_What the task asks_. Starting at the first line below, copy through to the last line exactly.

——

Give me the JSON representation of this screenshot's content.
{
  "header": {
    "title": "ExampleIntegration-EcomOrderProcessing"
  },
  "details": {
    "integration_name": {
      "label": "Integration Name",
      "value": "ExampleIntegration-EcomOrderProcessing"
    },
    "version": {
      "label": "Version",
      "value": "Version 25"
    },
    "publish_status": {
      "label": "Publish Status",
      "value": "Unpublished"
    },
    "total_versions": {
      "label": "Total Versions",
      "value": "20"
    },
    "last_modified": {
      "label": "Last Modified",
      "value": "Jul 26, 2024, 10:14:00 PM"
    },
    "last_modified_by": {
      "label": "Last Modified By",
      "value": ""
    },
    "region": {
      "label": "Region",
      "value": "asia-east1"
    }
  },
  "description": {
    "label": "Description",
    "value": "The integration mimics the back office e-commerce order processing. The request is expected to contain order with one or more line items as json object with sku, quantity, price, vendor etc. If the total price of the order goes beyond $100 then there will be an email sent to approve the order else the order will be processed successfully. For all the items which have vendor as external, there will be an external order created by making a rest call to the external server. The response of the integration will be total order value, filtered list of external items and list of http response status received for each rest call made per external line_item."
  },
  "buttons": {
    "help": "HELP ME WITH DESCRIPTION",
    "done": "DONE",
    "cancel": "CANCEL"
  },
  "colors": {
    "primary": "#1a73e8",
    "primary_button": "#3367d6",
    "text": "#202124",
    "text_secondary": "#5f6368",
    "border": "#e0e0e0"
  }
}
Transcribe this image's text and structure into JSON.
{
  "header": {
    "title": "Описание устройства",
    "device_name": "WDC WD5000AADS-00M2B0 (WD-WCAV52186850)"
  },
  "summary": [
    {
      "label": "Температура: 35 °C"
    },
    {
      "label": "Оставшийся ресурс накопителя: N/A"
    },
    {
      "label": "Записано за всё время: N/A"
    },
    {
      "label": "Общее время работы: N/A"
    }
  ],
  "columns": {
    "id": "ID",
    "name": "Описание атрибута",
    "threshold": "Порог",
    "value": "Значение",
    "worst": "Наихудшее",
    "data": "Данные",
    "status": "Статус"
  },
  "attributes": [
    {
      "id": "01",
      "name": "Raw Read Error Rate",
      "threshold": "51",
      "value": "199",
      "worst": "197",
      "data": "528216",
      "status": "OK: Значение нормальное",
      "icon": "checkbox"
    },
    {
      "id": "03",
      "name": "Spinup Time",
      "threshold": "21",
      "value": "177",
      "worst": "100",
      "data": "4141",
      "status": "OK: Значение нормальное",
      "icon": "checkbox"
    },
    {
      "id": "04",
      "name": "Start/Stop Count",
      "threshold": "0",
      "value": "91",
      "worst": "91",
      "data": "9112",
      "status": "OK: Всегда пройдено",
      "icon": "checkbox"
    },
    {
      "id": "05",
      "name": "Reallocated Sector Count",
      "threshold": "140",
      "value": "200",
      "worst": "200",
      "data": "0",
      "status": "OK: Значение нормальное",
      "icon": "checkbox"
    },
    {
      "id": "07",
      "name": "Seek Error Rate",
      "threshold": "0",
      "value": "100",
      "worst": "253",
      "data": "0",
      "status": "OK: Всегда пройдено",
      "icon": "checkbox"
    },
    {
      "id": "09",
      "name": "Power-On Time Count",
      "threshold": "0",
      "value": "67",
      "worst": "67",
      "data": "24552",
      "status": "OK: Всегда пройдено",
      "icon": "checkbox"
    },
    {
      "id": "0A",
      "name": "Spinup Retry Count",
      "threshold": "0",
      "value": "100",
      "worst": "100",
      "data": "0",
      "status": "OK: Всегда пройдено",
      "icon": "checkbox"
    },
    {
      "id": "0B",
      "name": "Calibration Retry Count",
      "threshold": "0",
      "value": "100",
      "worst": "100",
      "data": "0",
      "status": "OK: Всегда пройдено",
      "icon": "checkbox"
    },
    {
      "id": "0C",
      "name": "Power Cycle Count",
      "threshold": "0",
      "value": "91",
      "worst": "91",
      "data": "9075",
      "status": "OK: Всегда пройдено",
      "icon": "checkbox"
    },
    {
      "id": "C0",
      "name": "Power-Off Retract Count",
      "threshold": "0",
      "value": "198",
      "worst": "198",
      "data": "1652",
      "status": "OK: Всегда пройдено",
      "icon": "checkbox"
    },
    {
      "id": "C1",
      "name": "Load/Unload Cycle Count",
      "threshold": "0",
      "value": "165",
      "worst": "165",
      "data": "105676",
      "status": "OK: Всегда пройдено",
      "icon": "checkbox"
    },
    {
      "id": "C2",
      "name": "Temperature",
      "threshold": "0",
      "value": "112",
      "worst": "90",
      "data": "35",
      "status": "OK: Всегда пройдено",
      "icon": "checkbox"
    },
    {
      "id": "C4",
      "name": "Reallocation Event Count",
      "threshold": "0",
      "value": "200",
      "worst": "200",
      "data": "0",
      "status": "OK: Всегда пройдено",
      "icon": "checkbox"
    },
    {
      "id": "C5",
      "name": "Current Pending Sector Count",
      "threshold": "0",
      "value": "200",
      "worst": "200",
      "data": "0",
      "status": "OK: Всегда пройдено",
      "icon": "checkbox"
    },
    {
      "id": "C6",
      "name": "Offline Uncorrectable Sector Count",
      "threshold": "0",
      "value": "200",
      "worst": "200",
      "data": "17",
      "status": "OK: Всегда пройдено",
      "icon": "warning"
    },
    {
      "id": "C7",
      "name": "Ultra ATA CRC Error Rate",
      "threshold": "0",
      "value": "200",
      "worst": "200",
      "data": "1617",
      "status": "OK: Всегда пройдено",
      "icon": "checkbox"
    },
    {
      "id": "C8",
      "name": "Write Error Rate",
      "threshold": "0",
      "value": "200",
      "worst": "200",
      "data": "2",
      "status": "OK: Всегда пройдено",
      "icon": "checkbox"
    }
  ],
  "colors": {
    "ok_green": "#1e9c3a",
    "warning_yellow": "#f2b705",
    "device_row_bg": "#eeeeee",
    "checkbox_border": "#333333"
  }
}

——

_Answer to this problem_.
Give me the JSON representation of this screenshot's content.
{
  "header": {
    "title": "ExampleIntegration-EcomOrderProcessing"
  },
  "details": {
    "integration_name": {
      "label": "Integration Name",
      "value": "ExampleIntegration-EcomOrderProcessing"
    },
    "version": {
      "label": "Version",
      "value": "Version 25"
    },
    "publish_status": {
      "label": "Publish Status",
      "value": "Unpublished"
    },
    "total_versions": {
      "label": "Total Versions",
      "value": "20"
    },
    "last_modified": {
      "label": "Last Modified",
      "value": "Jul 26, 2024, 10:14:00 PM"
    },
    "last_modified_by": {
      "label": "Last Modified By",
      "value": ""
    },
    "region": {
      "label": "Region",
      "value": "asia-east1"
    }
  },
  "description": {
    "label": "Description",
    "value": "The integration mimics the back office e-commerce order processing. The request is expected to contain order with one or more line items as json object with sku, quantity, price, vendor etc. If the total price of the order goes beyond $100 then there will be an email sent to approve the order else the order will be processed successfully. For all the items which have vendor as external, there will be an external order created by making a rest call to the external server. The response of the integration will be total order value, filtered list of external items and list of http response status received for each rest call made per external line_item."
  },
  "buttons": {
    "help": "HELP ME WITH DESCRIPTION",
    "done": "DONE",
    "cancel": "CANCEL"
  },
  "colors": {
    "primary": "#1a73e8",
    "primary_button": "#3367d6",
    "text": "#202124",
    "text_secondary": "#5f6368",
    "border": "#e0e0e0"
  }
}
Transcribe this image's text and structure into JSON.
{
  "header": {
    "title": "Описание устройства",
    "device_name": "WDC WD5000AADS-00M2B0 (WD-WCAV52186850)"
  },
  "summary": [
    {
      "label": "Температура: 35 °C"
    },
    {
      "label": "Оставшийся ресурс накопителя: N/A"
    },
    {
      "label": "Записано за всё время: N/A"
    },
    {
      "label": "Общее время работы: N/A"
    }
  ],
  "columns": {
    "id": "ID",
    "name": "Описание атрибута",
    "threshold": "Порог",
    "value": "Значение",
    "worst": "Наихудшее",
    "data": "Данные",
    "status": "Статус"
  },
  "attributes": [
    {
      "id": "01",
      "name": "Raw Read Error Rate",
      "threshold": "51",
      "value": "199",
      "worst": "197",
      "data": "528216",
      "status": "OK: Значение нормальное",
      "icon": "checkbox"
    },
    {
      "id": "03",
      "name": "Spinup Time",
      "threshold": "21",
      "value": "177",
      "worst": "100",
      "data": "4141",
      "status": "OK: Значение нормальное",
      "icon": "checkbox"
    },
    {
      "id": "04",
      "name": "Start/Stop Count",
      "threshold": "0",
      "value": "91",
      "worst": "91",
      "data": "9112",
      "status": "OK: Всегда пройдено",
      "icon": "checkbox"
    },
    {
      "id": "05",
      "name": "Reallocated Sector Count",
      "threshold": "140",
      "value": "200",
      "worst": "200",
      "data": "0",
      "status": "OK: Значение нормальное",
      "icon": "checkbox"
    },
    {
      "id": "07",
      "name": "Seek Error Rate",
      "threshold": "0",
      "value": "100",
      "worst": "253",
      "data": "0",
      "status": "OK: Всегда пройдено",
      "icon": "checkbox"
    },
    {
      "id": "09",
      "name": "Power-On Time Count",
      "threshold": "0",
      "value": "67",
      "worst": "67",
      "data": "24552",
      "status": "OK: Всегда пройдено",
      "icon": "checkbox"
    },
    {
      "id": "0A",
      "name": "Spinup Retry Count",
      "threshold": "0",
      "value": "100",
      "worst": "100",
      "data": "0",
      "status": "OK: Всегда пройдено",
      "icon": "checkbox"
    },
    {
      "id": "0B",
      "name": "Calibration Retry Count",
      "threshold": "0",
      "value": "100",
      "worst": "100",
      "data": "0",
      "status": "OK: Всегда пройдено",
      "icon": "checkbox"
    },
    {
      "id": "0C",
      "name": "Power Cycle Count",
      "threshold": "0",
      "value": "91",
      "worst": "91",
      "data": "9075",
      "status": "OK: Всегда пройдено",
      "icon": "checkbox"
    },
    {
      "id": "C0",
      "name": "Power-Off Retract Count",
      "threshold": "0",
      "value": "198",
      "worst": "198",
      "data": "1652",
      "status": "OK: Всегда пройдено",
      "icon": "checkbox"
    },
    {
      "id": "C1",
      "name": "Load/Unload Cycle Count",
      "threshold": "0",
      "value": "165",
      "worst": "165",
      "data": "105676",
      "status": "OK: Всегда пройдено",
      "icon": "checkbox"
    },
    {
      "id": "C2",
      "name": "Temperature",
      "threshold": "0",
      "value": "112",
      "worst": "90",
      "data": "35",
      "status": "OK: Всегда пройдено",
      "icon": "checkbox"
    },
    {
      "id": "C4",
      "name": "Reallocation Event Count",
      "threshold": "0",
      "value": "200",
      "worst": "200",
      "data": "0",
      "status": "OK: Всегда пройдено",
      "icon": "checkbox"
    },
    {
      "id": "C5",
      "name": "Current Pending Sector Count",
      "threshold": "0",
      "value": "200",
      "worst": "200",
      "data": "0",
      "status": "OK: Всегда пройдено",
      "icon": "checkbox"
    },
    {
      "id": "C6",
      "name": "Offline Uncorrectable Sector Count",
      "threshold": "0",
      "value": "200",
      "worst": "200",
      "data": "17",
      "status": "OK: Всегда пройдено",
      "icon": "warning"
    },
    {
      "id": "C7",
      "name": "Ultra ATA CRC Error Rate",
      "threshold": "0",
      "value": "200",
      "worst": "200",
      "data": "1617",
      "status": "OK: Всегда пройдено",
      "icon": "checkbox"
    },
    {
      "id": "C8",
      "name": "Write Error Rate",
      "threshold": "0",
      "value": "200",
      "worst": "200",
      "data": "2",
      "status": "OK: Всегда пройдено",
      "icon": "checkbox"
    }
  ],
  "colors": {
    "ok_green": "#1e9c3a",
    "warning_yellow": "#f2b705",
    "device_row_bg": "#eeeeee",
    "checkbox_border": "#333333"
  }
}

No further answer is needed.